* WHAT THE TASK ASKS
Would you give the entries again word for word, with no pictures in the copy?

* WORKING DATA
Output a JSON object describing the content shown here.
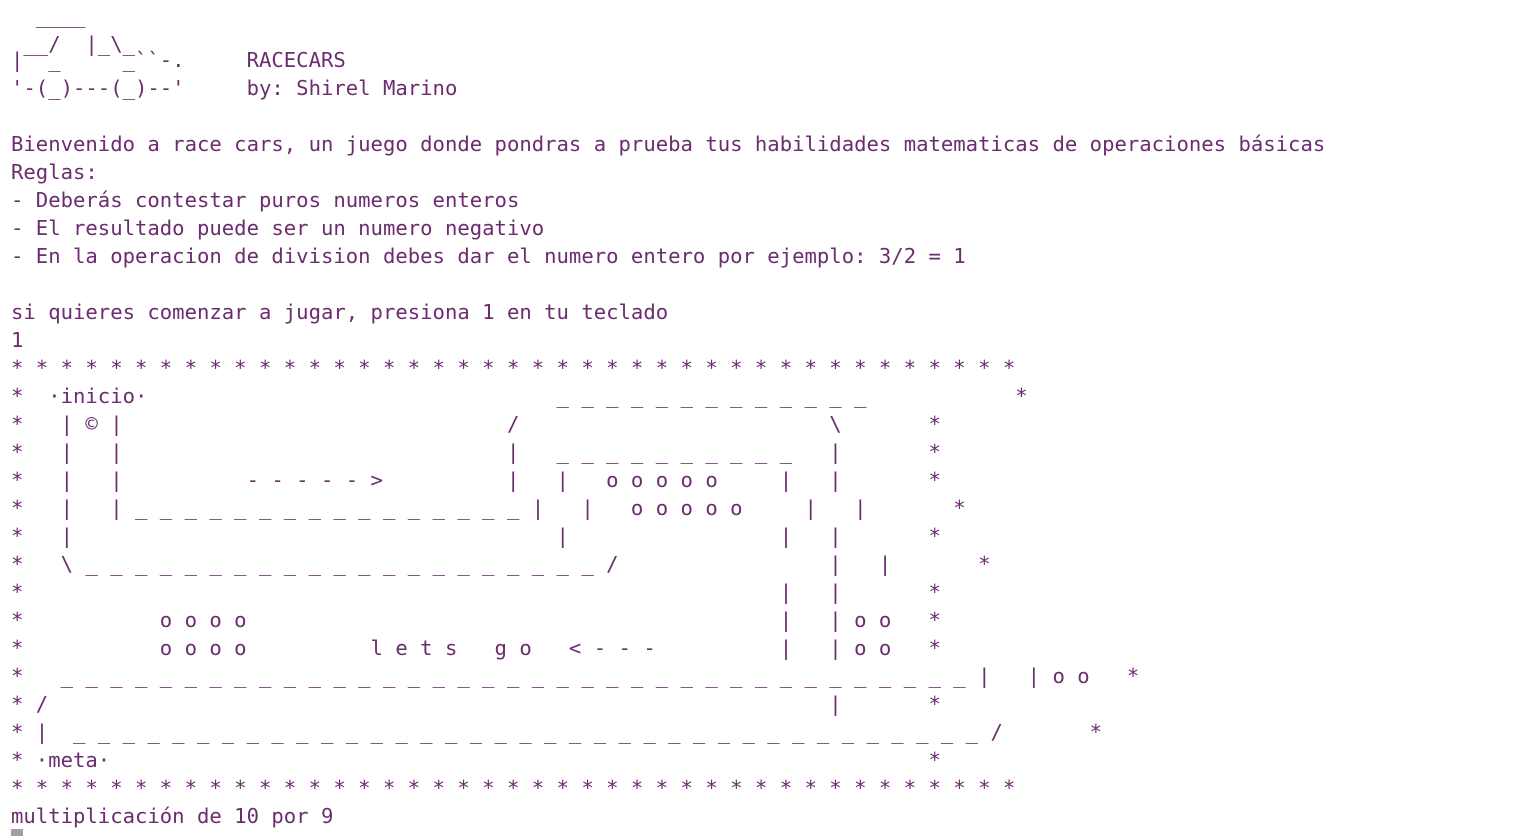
{
  "theme": {
    "text_color": "#6b2d6f",
    "background": "#ffffff",
    "cursor_color": "#a0a0a0"
  },
  "lines": [
    "  ____",
    " __/  |_\\_",
    "|  _     _``-.     RACECARS",
    "'-(_)---(_)--'     by: Shirel Marino",
    "",
    "Bienvenido a race cars, un juego donde pondras a prueba tus habilidades matematicas de operaciones básicas",
    "Reglas:",
    "- Deberás contestar puros numeros enteros",
    "- El resultado puede ser un numero negativo",
    "- En la operacion de division debes dar el numero entero por ejemplo: 3/2 = 1",
    "",
    "si quieres comenzar a jugar, presiona 1 en tu teclado",
    "1",
    "* * * * * * * * * * * * * * * * * * * * * * * * * * * * * * * * * * * * * * * * *",
    "*  ·inicio·                                 _ _ _ _ _ _ _ _ _ _ _ _ _            *",
    "*   | © |                               /                         \\       *",
    "*   |   |                               |   _ _ _ _ _ _ _ _ _ _   |       *",
    "*   |   |          - - - - - >          |   |   o o o o o     |   |       *",
    "*   |   | _ _ _ _ _ _ _ _ _ _ _ _ _ _ _ _ |   |   o o o o o     |   |       *",
    "*   |                                       |                 |   |       *",
    "*   \\ _ _ _ _ _ _ _ _ _ _ _ _ _ _ _ _ _ _ _ _ _ /                 |   |       *",
    "*                                                             |   |       *",
    "*           o o o o                                           |   | o o   *",
    "*           o o o o          l e t s   g o   < - - -          |   | o o   *",
    "*   _ _ _ _ _ _ _ _ _ _ _ _ _ _ _ _ _ _ _ _ _ _ _ _ _ _ _ _ _ _ _ _ _ _ _ _ _ |   | o o   *",
    "* /                                                               |       *",
    "* |  _ _ _ _ _ _ _ _ _ _ _ _ _ _ _ _ _ _ _ _ _ _ _ _ _ _ _ _ _ _ _ _ _ _ _ _ _ /       *",
    "* ·meta·                                                                  *",
    "* * * * * * * * * * * * * * * * * * * * * * * * * * * * * * * * * * * * * * * * *",
    "multiplicación de 10 por 9"
  ]
}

* SOLUTION
Output a JSON object describing the content shown here.
{
  "theme": {
    "text_color": "#6b2d6f",
    "background": "#ffffff",
    "cursor_color": "#a0a0a0"
  },
  "lines": [
    "  ____",
    " __/  |_\\_",
    "|  _     _``-.     RACECARS",
    "'-(_)---(_)--'     by: Shirel Marino",
    "",
    "Bienvenido a race cars, un juego donde pondras a prueba tus habilidades matematicas de operaciones básicas",
    "Reglas:",
    "- Deberás contestar puros numeros enteros",
    "- El resultado puede ser un numero negativo",
    "- En la operacion de division debes dar el numero entero por ejemplo: 3/2 = 1",
    "",
    "si quieres comenzar a jugar, presiona 1 en tu teclado",
    "1",
    "* * * * * * * * * * * * * * * * * * * * * * * * * * * * * * * * * * * * * * * * *",
    "*  ·inicio·                                 _ _ _ _ _ _ _ _ _ _ _ _ _            *",
    "*   | © |                               /                         \\       *",
    "*   |   |                               |   _ _ _ _ _ _ _ _ _ _   |       *",
    "*   |   |          - - - - - >          |   |   o o o o o     |   |       *",
    "*   |   | _ _ _ _ _ _ _ _ _ _ _ _ _ _ _ _ |   |   o o o o o     |   |       *",
    "*   |                                       |                 |   |       *",
    "*   \\ _ _ _ _ _ _ _ _ _ _ _ _ _ _ _ _ _ _ _ _ _ /                 |   |       *",
    "*                                                             |   |       *",
    "*           o o o o                                           |   | o o   *",
    "*           o o o o          l e t s   g o   < - - -          |   | o o   *",
    "*   _ _ _ _ _ _ _ _ _ _ _ _ _ _ _ _ _ _ _ _ _ _ _ _ _ _ _ _ _ _ _ _ _ _ _ _ _ |   | o o   *",
    "* /                                                               |       *",
    "* |  _ _ _ _ _ _ _ _ _ _ _ _ _ _ _ _ _ _ _ _ _ _ _ _ _ _ _ _ _ _ _ _ _ _ _ _ _ /       *",
    "* ·meta·                                                                  *",
    "* * * * * * * * * * * * * * * * * * * * * * * * * * * * * * * * * * * * * * * * *",
    "multiplicación de 10 por 9"
  ]
}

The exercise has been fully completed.